Here's this bit from an NPR story:
The bottom line is money. Studios have been willing to deal with Netflix because it's so popular. But Netflix is getting more competitors in the world of streaming video from services like Hulu, Amazon, iTunes and YouTube.The only way I was able to watch shows like Eastbound and Down or Bored to Death are via Netflix DVDs. The same goes for the miniseries movies produced by Tom Hanks and Steven Spielberg--which I will watch when I get to them.
"All the content owners are going to figure out that they can get a lot more money out of Netflix if they just hold their breath and negotiate a little tougher," Pachter says.
Recently, Netflix upset a lot of its own customers when it raised its rates 60 percent for users who want both its streaming and mail order services. Some customers even canceled their subscriptions.
And no matter how hard Netflix negotiates, there is some programming they aren't likely to ever get.
Take HBO — the company wants to keep people paying for its cable channel.
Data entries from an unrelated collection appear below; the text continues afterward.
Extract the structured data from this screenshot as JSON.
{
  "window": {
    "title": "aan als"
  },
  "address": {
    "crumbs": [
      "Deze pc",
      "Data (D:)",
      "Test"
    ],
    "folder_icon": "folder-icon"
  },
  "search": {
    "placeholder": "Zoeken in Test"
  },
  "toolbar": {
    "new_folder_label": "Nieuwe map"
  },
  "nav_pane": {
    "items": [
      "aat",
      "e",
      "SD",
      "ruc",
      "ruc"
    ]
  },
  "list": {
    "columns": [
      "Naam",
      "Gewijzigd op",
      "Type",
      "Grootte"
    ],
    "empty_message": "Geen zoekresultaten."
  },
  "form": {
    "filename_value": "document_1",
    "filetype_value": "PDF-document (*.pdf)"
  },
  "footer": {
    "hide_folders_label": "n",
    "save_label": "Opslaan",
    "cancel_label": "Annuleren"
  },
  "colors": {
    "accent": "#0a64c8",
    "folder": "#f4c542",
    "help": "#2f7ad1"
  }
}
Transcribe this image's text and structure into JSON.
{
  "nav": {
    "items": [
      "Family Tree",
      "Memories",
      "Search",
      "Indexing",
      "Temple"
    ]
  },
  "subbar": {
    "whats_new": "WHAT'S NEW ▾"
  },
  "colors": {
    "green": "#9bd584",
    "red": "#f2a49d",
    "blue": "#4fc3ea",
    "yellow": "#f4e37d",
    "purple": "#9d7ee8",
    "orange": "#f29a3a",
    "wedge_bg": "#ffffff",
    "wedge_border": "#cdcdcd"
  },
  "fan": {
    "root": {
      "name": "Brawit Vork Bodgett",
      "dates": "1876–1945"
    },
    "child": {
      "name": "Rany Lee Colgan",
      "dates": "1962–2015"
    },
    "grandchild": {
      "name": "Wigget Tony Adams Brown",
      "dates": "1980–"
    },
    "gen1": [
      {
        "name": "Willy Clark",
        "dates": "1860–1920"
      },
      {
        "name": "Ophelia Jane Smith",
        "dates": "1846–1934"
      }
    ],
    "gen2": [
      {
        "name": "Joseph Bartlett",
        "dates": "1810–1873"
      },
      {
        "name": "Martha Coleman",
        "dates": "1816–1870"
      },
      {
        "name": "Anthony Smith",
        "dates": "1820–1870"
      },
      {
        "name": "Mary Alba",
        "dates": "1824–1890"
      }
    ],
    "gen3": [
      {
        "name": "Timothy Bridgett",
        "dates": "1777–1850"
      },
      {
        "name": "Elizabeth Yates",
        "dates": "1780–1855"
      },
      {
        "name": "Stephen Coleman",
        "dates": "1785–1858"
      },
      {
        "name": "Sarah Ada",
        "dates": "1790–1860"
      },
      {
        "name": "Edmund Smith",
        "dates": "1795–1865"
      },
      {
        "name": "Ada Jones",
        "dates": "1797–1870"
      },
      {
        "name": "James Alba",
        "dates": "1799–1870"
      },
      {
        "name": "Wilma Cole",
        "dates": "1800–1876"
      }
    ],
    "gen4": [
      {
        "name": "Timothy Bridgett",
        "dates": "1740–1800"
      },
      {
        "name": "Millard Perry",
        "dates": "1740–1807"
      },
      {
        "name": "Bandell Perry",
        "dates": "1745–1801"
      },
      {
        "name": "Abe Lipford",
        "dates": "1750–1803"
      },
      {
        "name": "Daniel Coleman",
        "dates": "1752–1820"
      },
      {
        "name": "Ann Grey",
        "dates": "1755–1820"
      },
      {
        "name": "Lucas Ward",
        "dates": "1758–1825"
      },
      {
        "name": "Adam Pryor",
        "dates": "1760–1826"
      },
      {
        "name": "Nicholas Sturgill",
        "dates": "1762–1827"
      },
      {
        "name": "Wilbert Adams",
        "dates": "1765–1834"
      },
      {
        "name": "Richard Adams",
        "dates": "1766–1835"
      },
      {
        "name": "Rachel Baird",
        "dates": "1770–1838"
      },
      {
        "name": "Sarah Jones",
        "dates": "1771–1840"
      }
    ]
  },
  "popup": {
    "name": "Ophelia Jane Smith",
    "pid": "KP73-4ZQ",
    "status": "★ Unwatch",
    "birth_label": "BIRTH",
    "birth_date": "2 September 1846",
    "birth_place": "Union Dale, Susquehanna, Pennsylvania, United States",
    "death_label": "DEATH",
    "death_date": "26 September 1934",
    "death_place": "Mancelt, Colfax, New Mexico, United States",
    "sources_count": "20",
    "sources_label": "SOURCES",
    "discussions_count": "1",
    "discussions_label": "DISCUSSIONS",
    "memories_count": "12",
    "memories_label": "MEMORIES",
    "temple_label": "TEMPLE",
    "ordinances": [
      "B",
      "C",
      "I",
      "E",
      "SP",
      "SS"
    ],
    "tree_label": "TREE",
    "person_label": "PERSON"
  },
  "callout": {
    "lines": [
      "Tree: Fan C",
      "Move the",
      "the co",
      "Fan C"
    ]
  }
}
And Pachter thinks HBO sees Netflix as a huge threat.
"What they fear the most is that people who have Netflix will say, 'We have enough and it's good enough,' and they'll cut off HBO."
Tom Corwin and Marlene Saritzky haven't cut off cable and HBO because they do want certain shows that they can't get on Netflix.